It's been a while since I've done a meme from The Classics Club. Why, you ask? Um...I plead the fifth.
Do you read forewords/notes that precede many classics? Does it help you or hurt you in your understanding/enjoyment of the work?
When I was younger, I felt a strange obligation to read forewords and introductions. I'm not sure why. I guess I felt like if I didn't read them, then I didn't really read the book. Nowadays, I usually skip the forewords, notes, introductions, etc...anything that wasn't written by the author him/herself.
The main reason I skip them is because they're often boring. I'll admit it. Especially if I haven't read the book yet. I honestly don't think those things are written for new readers to the book (which begs the question, why do they put them before the content instead of after?). I rarely care about the author's life or the themes in the book until I've actually read the work.
But I have another, better reason for not reading forewords: They usually try to lay down the law for what the book means. If I read someone else's opinion before reading the work, it will always color my own reading. Even if I disagree, I'll be forever disagreeing whenever I think about the book. (For instance, I can't think of Wuthering Heights without thinking about my disagreement with all the people who say that it's a story about redeeming love.

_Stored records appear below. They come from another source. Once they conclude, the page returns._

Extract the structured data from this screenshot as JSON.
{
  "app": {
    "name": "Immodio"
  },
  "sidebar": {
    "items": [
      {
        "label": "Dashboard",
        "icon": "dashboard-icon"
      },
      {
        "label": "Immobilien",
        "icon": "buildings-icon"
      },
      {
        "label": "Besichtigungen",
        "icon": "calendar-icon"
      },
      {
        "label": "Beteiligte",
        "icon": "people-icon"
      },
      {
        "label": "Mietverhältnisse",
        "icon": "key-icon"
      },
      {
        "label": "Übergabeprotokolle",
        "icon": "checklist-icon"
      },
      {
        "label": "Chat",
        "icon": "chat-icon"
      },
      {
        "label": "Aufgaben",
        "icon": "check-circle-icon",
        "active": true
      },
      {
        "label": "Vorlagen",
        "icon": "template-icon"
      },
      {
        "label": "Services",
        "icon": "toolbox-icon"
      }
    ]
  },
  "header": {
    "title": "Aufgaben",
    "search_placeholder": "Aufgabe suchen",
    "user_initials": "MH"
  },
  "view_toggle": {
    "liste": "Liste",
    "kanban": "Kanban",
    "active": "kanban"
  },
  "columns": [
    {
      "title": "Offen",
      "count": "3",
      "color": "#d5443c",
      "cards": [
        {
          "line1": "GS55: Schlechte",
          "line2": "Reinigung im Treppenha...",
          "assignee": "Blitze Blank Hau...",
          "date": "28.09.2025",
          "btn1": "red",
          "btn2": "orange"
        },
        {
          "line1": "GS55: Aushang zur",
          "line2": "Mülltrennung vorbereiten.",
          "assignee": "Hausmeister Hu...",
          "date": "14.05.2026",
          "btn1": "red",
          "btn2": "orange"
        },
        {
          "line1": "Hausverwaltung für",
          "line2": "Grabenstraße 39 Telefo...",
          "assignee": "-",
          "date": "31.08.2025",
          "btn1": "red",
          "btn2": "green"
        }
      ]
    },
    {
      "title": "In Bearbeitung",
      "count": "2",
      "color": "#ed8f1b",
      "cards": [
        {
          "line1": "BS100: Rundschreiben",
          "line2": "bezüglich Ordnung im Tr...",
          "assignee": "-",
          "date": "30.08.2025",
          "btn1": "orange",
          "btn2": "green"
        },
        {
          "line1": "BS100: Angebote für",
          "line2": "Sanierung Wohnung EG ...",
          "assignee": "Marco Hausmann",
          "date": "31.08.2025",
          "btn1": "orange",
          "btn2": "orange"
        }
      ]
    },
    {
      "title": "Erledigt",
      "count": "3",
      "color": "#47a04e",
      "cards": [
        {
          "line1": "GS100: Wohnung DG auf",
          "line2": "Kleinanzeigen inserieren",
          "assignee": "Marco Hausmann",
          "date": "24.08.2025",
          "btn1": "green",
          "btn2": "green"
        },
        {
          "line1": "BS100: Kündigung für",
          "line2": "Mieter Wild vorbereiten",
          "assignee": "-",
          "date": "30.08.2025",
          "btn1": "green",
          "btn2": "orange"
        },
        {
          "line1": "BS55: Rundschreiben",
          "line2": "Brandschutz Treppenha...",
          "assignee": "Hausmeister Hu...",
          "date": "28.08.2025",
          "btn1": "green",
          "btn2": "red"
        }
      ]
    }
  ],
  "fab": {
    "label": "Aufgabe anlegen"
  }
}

I just can't.) I prefer to go into a classic without an interpretation all laid out for me.